One of 8 parking sensors

One of 8 parking sensors

A few other small notes on this newer Model S.  The valet service left the car in my driveway and I drove it about an hour later.  The temperature outside was about 70 degrees.  I was surprised how warm the car was already, definitely warmer than my grey car with a black interior.  So at least from this small data point, the exterior color seems to influence the warmth of the car more than the interior color.  I am still not particularly fond of the high contrast between the tan leather and the black interior elements.  I like light interiors but the Model S has far too much black on the doors, on the dash and on the floors to truly be a tan or grey interior option.  Whether or not the headliner is Alacantra or not, I really did not notice or care.

This car had several new features:  the parking sensors and the yacht floor.  Four little holes are in the cars bumpers for the parking sensors but I don’t think the software is yet available as I did not hear any audible clues nor could I see any dash indicators when pulling out of my driveway.  The physical parking sensors are visible but are not obvious.  The front bumper also is my least favorite part of the Model S from an aesthetic point of view with or without parking sensors.

The yacht floor has some trim in the floor between the seats where the standard configuration is black carpet which honestly I never notice as it is so dark or has a few items lying in it like a sunglass case and a phone.  I would not pay $500 for this feature.  I am more interested in a console where I can store these things

Yacht Floor Option

Yacht Floor Optionaway from sight.

The more obscure change I noticed was the change in cup holder design.  I love my cup holders.  They work perfectly for reusable containers and reusable coffee cups.  They have some nice cinchers that grip the containers.  The newer cup holders are the same size but don’t have cinchers!  My reusable water bottle was flying all around the loaner car.  I had to take it out of the cup holder and leave it on the seat as the noise was quite irritating.

Just for fun, I also took detail notes after charging it to a full non-range charge and this car with less than 1,000 miles charged to 237 miles.  The previous drivers also had kWh / mile usage of over 370.  My number was lower than that as I ended up behind some slow cars on the drive back from the beach and with freeway driving the car is reasonably efficient.

A handful of other folks with low VINs have stated that the build quality seemed better on their loaner.  I did not notice any difference in my 04xxx car and the 16xxx loaner.

I hope this review is helpful for new buyers in choosing between the different 85 versions.  I had also wrote this post when the new options were first announced.  The earlier post provides a general overview of the different 85 models.

Cup Holders With Cinchers

Cup Holders With Cinchers

Beautiful Bumper
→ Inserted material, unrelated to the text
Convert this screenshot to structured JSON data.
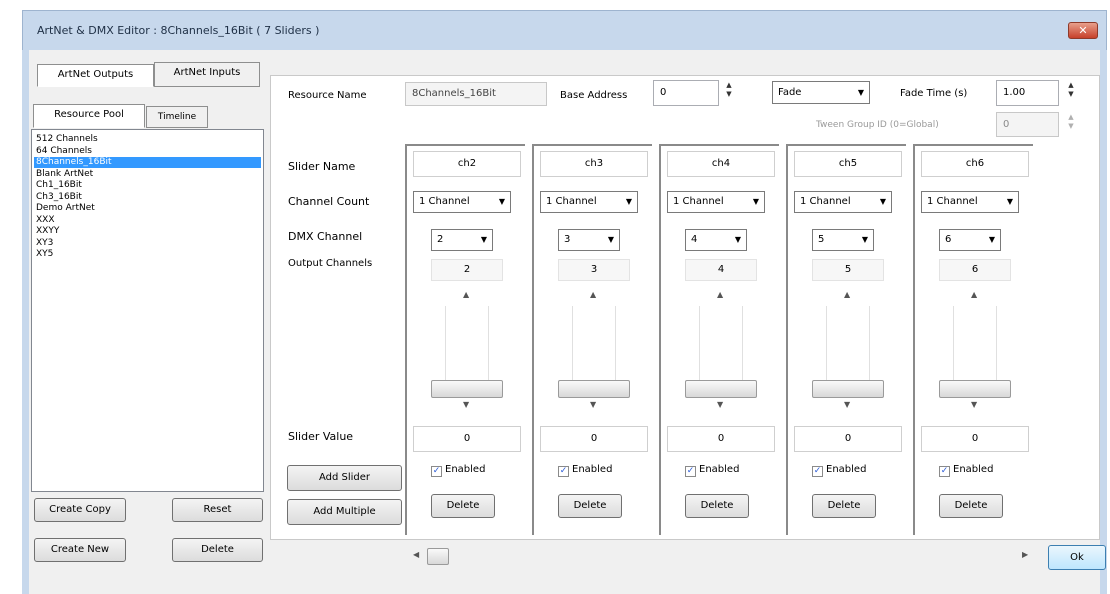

Since the Tesla is such a small car, I found myself in a parking lot watching someone back into me through the rear view window.  I saw them backing into me and honked.  Fortunately they hit my bumper at only 1 or 2 mph.  With the fabulous bumper technology today, neither car had any damage at all – not even a tiny scratch.  The biggest lesson is how invisible the Tesla can be to other drivers.

The Offender

The Roadster was a bit dirty but not even the tiniest scratch.

Not Even the Smallest Scratch

Bumper Curb Clash

Tesla Bumper Next to a Concrete Curb

The Tesla Roadster is a very low car and the bumper has only 5.1″ of clearance.  The scariest thing on the road may be the concrete curbs in parking lots! Many of these curbs can scrape the bottom of the bumper instead of hitting the tire.

The curb in the picture to the right is a concrete curb protecting a tree.  The concrete shape is a square set on a diagonal.  The car itself meets the curb at a 45 degree angle.  As you can see from the photo, the Tesla will have a very difficult time clearing many of these curbs.  The clearance can especially be a problem when the parking spot is not completely flat, which can drop the Roadster’s effective clearance below five inches.  After a scrape or two at the bottom of my bumper, I have learned to park the car near the back of the parking spot.